Analysis of Literary Devices in “Love’s Philosophy”

Literary devices are used to bring richness and clarity to the texts. The writers and poets use them to make their texts appealing and meaningful. Shelly has also used some literary devices in this poem to convey intended meanings. The analysis of some of the literary devices used in this poem has been given below.

  1. Rhetorical Question: Rhetorical question is a question that is not asked to receive an answer; instead, it is asked for explanation and clarity. Shelly has posed a rhetorical question at the end of both stanzas to emphasize her point. For example, “Why not I with thine?—” is a rhetorical question at the end of the first stanza.
  2. Personification: Personification means to accord human characteristics to inanimate or animate objects. Shelly has used personification such as, “The fountains mingle with the river”; “The Mountains kiss high heaven”; “Moonbeams kiss the sea” and “The waves clasp one another.” Here fountains, mountains, waves, and moonbeams are given human abilities like kissing, clasping and mingling with one another like humans.
  3. Consonance: Consonance is the repetition of consonant sounds in the same line such as the sound of /r/ in “No sister-flower would be forgiven” and /s/ sound in “See the mountains kiss high heaven.”
  4. Metaphor: The poet has used extended metaphors in the poem to establish the idea that love is spiritual. For example, “fountains mingle with the river”; “And the moonbeams kiss the sea.” Here the bond of natural objects represents his idea of love.
  5. Assonance: Assonance is the repetition of vowel sounds in the same line such as the sound of /a/ in “And the waves clasp one another” and /e/ sound in “And the rivers with the ocean.”
  6. Imagery: The use of imagery makes the readers understand the writer’s feelings and emotions. Shelly has used visual imagery in this poem such as, “fountains mingle with the river” and “sunlight clasps the earth” and sense of touch in “the waves clasp one another;” and “See the mountains kiss high heaven.”
  7. Alliteration: Alliteration is the repetition of the same consonant sounds in the same line such as the use of /n/ sound inIn one spirit meet and mingle” and the sound of /w/ in “What is all this sweet work worth.”
  8. Hyperbole: Hyperbole is a figure of speech in which the writer purposely exaggerates something. Shelly has used this device in the fifth line where it is stated as, “Nothing in the world is single.” Here the writer exaggerates loneliness.

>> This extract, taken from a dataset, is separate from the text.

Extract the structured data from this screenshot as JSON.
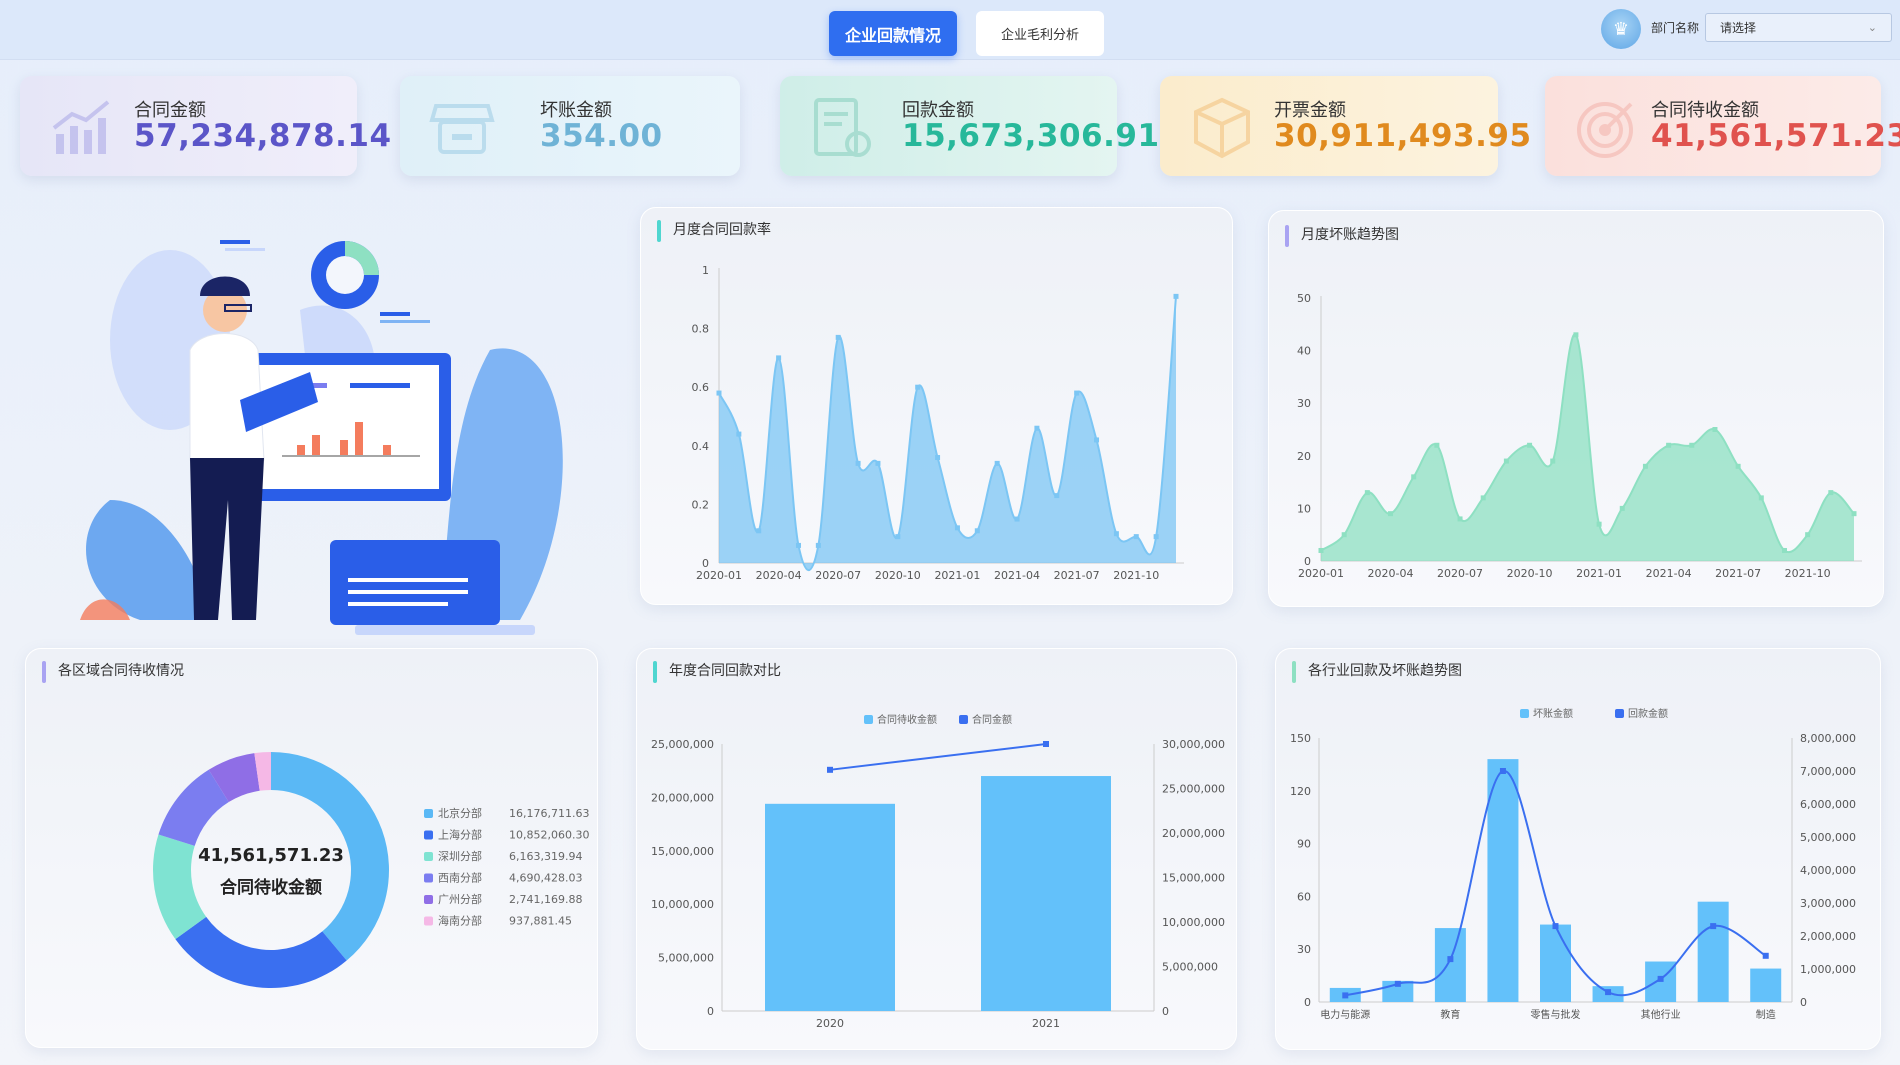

The analysis shows that Shelly has beautifully used literary devices to stress upon the theme of love and the need for a beloved.

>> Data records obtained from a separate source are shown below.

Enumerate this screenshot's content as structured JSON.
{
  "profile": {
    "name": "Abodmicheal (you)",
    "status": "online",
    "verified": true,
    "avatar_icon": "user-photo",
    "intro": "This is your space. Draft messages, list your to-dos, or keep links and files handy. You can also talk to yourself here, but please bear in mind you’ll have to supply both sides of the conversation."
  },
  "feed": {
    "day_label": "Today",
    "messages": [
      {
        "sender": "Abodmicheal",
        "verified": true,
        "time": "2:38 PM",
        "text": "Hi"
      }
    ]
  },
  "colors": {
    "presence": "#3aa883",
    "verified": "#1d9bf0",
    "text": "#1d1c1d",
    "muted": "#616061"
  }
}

Analysis of Poetic Devices in “Love’s Philosophy”

Poetic and literary devices are the same, but a few are used only in poetry. Here is the analysis of some of the poetic devices used in this poem.

  • Stanza: A stanza is the poetic form of some lines. There are two stanzas with eight lines in each stanza.
  • Rhyme Scheme: The whole poem follows the ABAB CDCD rhyme scheme.
  • End Rhyme: End Rhyme is used to make the stanza melodious. The following rhymes like “river – ever” “ocean – emotion” make the poem flow efficiently and also give a pleasant effect while reciting.
  • Stressed and Unstressed Syllable: These two types of syllables are used in trochee such as the first is stressed and the second is unstressed syllable in “Love’s Philosophy”. This pattern is used in the entire poem, for example, “See the /mountains/kiss high/heaven.”

 Quotes to be Used

The above-stated stanza can be used when teaching about the captivating and alluring beauty of natural objects.

“See the mountains kiss high heaven
And the waves clasp one another;
No sister-flower would be forgiven
If it disdained its brother;
And the sunlight clasps the earth
And the moonbeams kiss the sea:”